Dakota Goyo plays Max, a precocious lad (aren’t they always?) with a penchant for power tools and… programming robots. When Kenton’s newest robot gets destroyed in the ring, Max and Charlie’s friend (the daughter of his now deceased ex-trainer) Bailey (Evangeline Lilly) are able to put together a working robot from parts left over from the destroyed robot and the shell of a sparring robot they find in a junkyard. It turns out that the sparring robot, Atom, has a rare “mirror mode” function which mimics the motions of its human controller. So as Max uses mirror mode to make Atom do a cute little dance before each match, and as the robot unexpectedly makes it further and further in the competitions, the team comes together as a sort of family. And they start building up a huge fan base for the Little Robot that Could. It all leads to an exciting showdown with the current Robot World Champion. In the big match, damage to the robot’s vocal control system makes it necessary for Charlie himself to perform all the robot’s boxing moves (with the robot shadowing these moves in the ring). It’s Charlie’s chance to make a comeback from his own failed boxing career and to literally fight for his son, in a way that he never has before.
If you’re looking for a feel-good, family-friendly sports-inspired film with a hint of sci-fi thrown in, ‘Real Steel’ is worth watching.
For as little anime as I watch, I seem to have mentioned ‘Evangelion’ in a few prior Roundtables. I guess that show is my entry point into the expansive world of mecha anime, which feels like it encompasses an endless number of other series.
Luke sort-of stole my thunder by picking ‘Robotech’. My choice is actually the original 1982 anime that show was derived from, ‘Super Dimension Fortress Macross‘. The plot finds a hotshot teenage pilot recruited into the space navy aboard a massive battleship and at the forefront of a war with an alien race called the Zentradi. Decidedly a kids’ show, the series is often silly and falls victim to a host of clichés common to anime of the era, but it also has a lot of exciting space battles highlighted by the use of “variable fighters” – fighter jets that transform into robot modes. (The planes became so iconic that Hasbro purchased the design to use for the Transformers character named Jetfire.)

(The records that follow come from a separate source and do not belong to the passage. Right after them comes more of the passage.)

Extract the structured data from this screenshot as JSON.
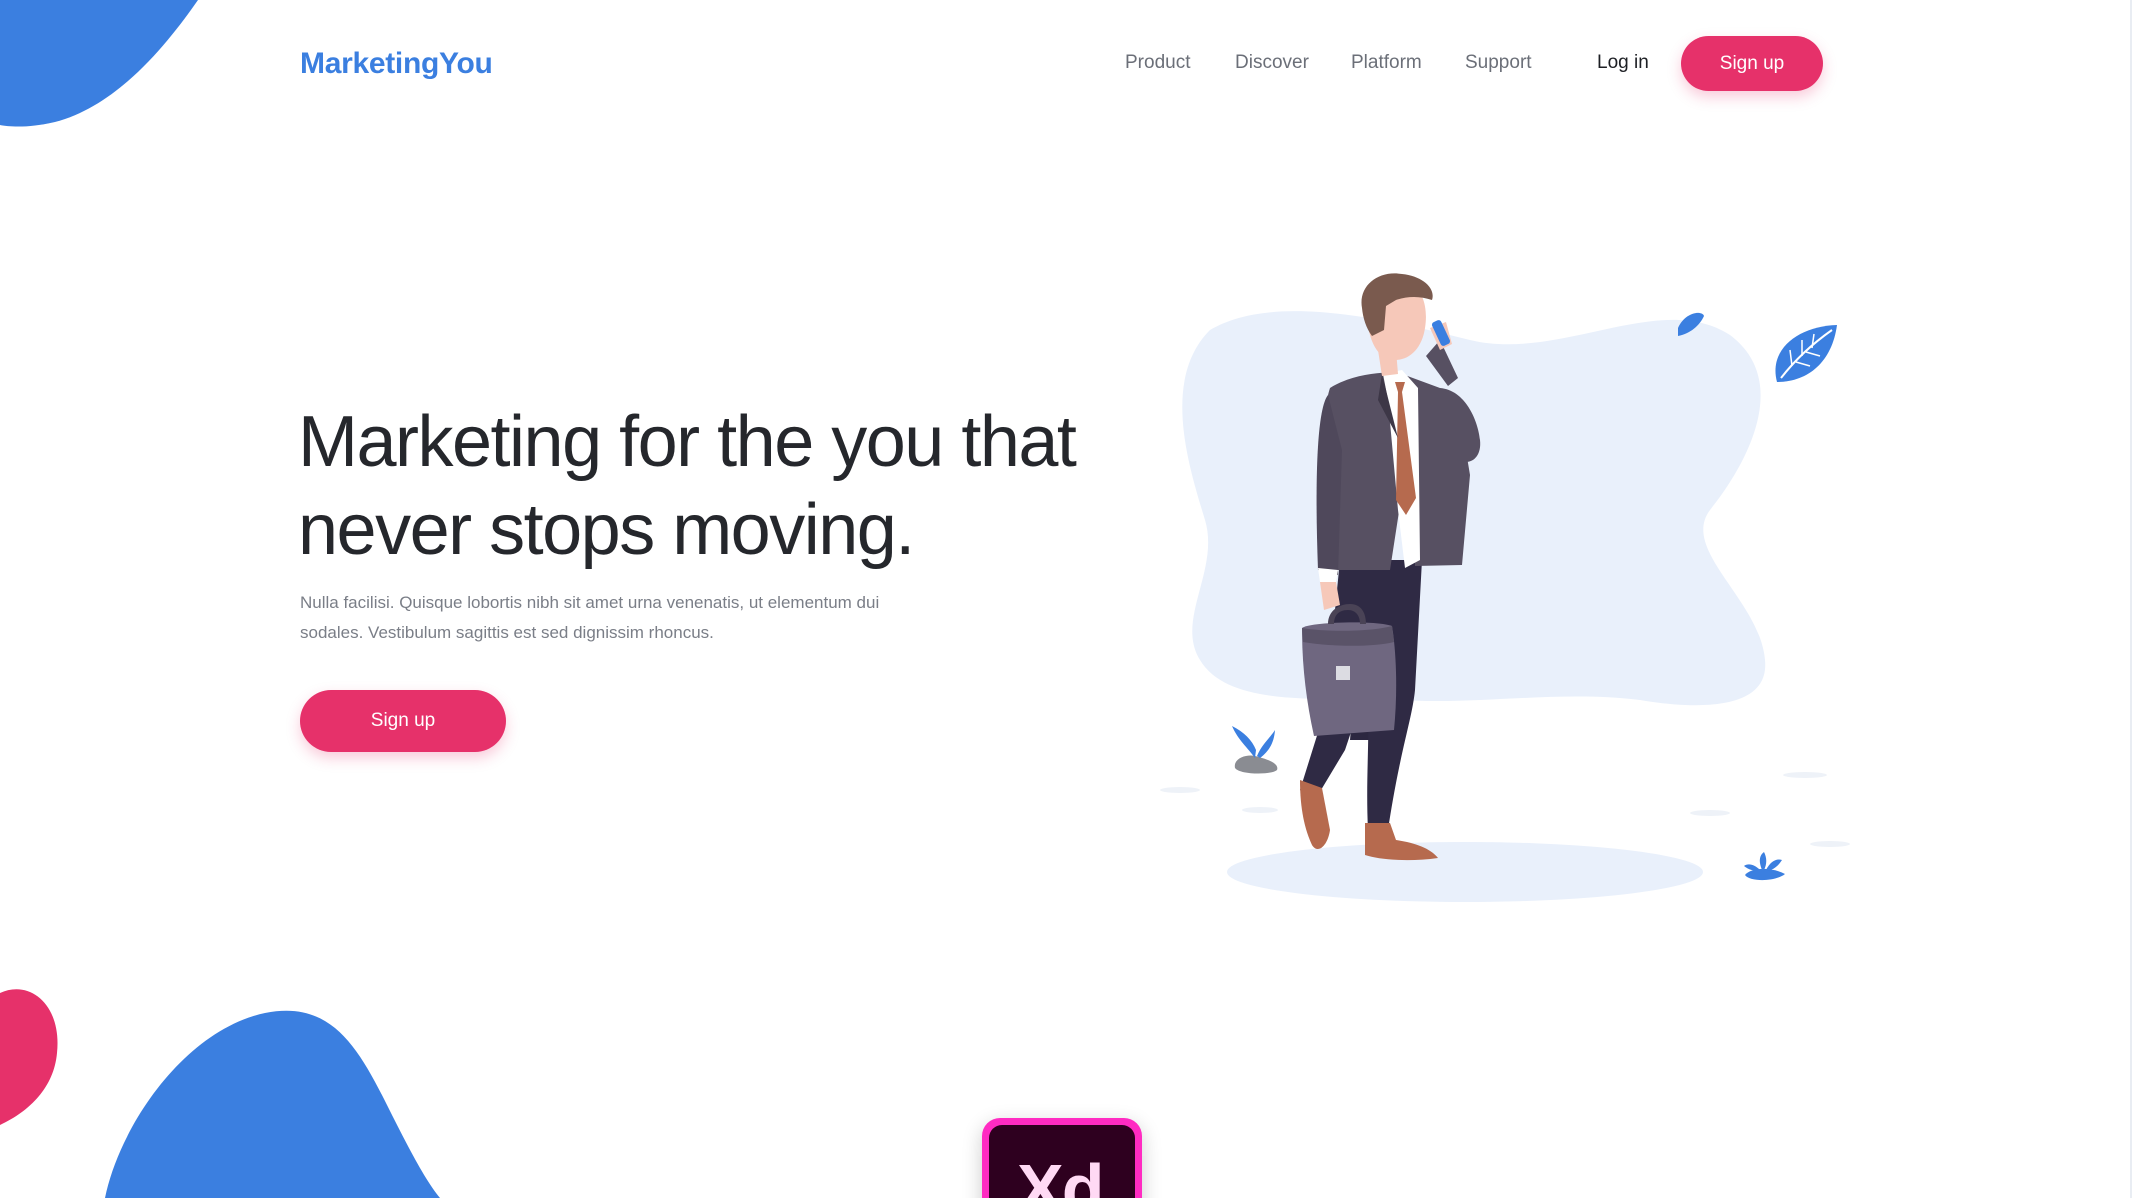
{
  "brand": {
    "name": "MarketingYou"
  },
  "nav": {
    "items": [
      {
        "label": "Product"
      },
      {
        "label": "Discover"
      },
      {
        "label": "Platform"
      },
      {
        "label": "Support"
      }
    ],
    "login_label": "Log in",
    "signup_label": "Sign up"
  },
  "hero": {
    "title_lines": [
      "Marketing for the you that",
      "never stops moving."
    ],
    "description_lines": [
      "Nulla facilisi. Quisque lobortis nibh sit amet urna venenatis, ut elementum dui",
      "sodales. Vestibulum sagittis est sed dignissim rhoncus."
    ],
    "cta_label": "Sign up"
  },
  "badge": {
    "text": "Xd"
  },
  "colors": {
    "brand_blue": "#3b7fe0",
    "accent_pink": "#e6316a",
    "title_text": "#25272c",
    "body_text": "#7a7e87",
    "nav_text": "#6b6f78",
    "illustration_bg": "#e9f0fb",
    "xd_pink": "#ff2bc2",
    "xd_dark": "#2e001f"
  },
  "icons": {
    "illustration": "businessman-walking-with-phone-and-briefcase",
    "leaves": "leaf-icon",
    "plant": "plant-icon",
    "badge": "adobe-xd-logo"
  }
}
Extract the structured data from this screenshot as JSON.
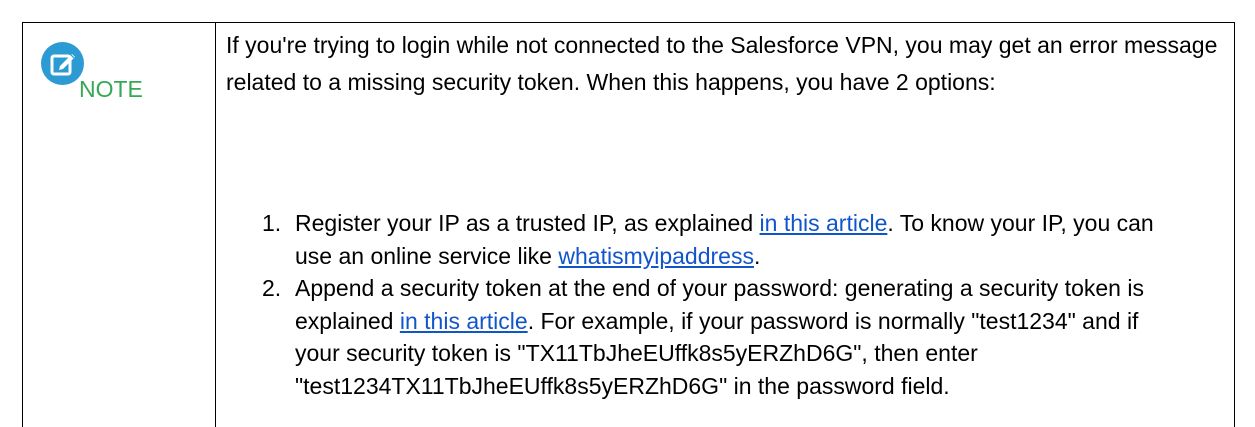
{
  "note": {
    "label": "NOTE",
    "icon": "edit-note-icon",
    "icon_color": "#2d9bd3",
    "label_color": "#34a853",
    "intro": "If you're trying to login while not connected to the Salesforce VPN, you may get an error message related to a missing security token. When this happens, you have 2 options:",
    "options": [
      {
        "number": "1.",
        "text_1": "Register your IP as a trusted IP, as explained ",
        "link_1": "in this article",
        "text_2": ".  To know your IP, you can use an online service like ",
        "link_2": "whatismyipaddress",
        "text_3": "."
      },
      {
        "number": "2.",
        "text_1": "Append a security token at the end of your password: generating a security token is explained ",
        "link_1": "in this article",
        "text_2": ". For example, if your password is normally \"test1234\" and if your security token is \"TX11TbJheEUffk8s5yERZhD6G\", then enter \"test1234TX11TbJheEUffk8s5yERZhD6G\" in the password field."
      }
    ],
    "link_color": "#1155cc"
  }
}
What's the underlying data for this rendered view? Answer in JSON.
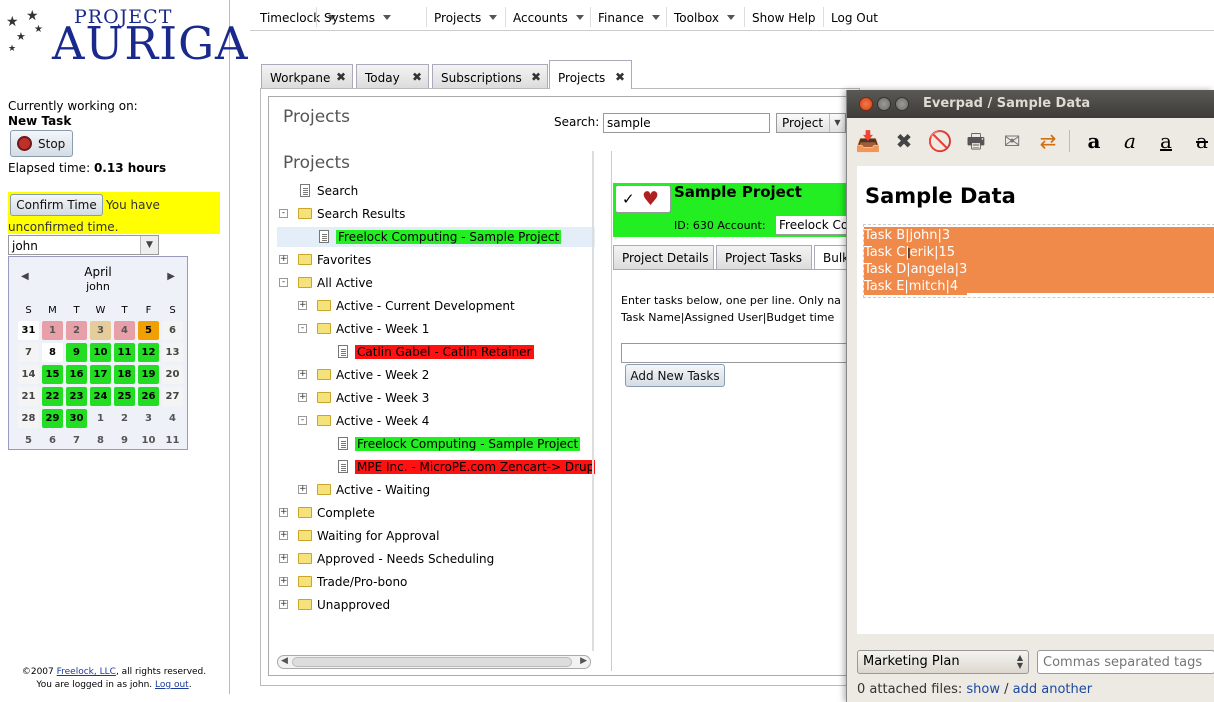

When ‘Macross’ was imported into the United States, the American distributor took the liberty of radically re-editing all of the episodes, dubbing them with entirely new dialogue, and even combining the show with two other unrelated series. The brand new program that resulted from this was called ‘Robotech’. That version is a bastardization, but has its own charms too.
Tell us your picks for favorite mecha robots in the Comments below.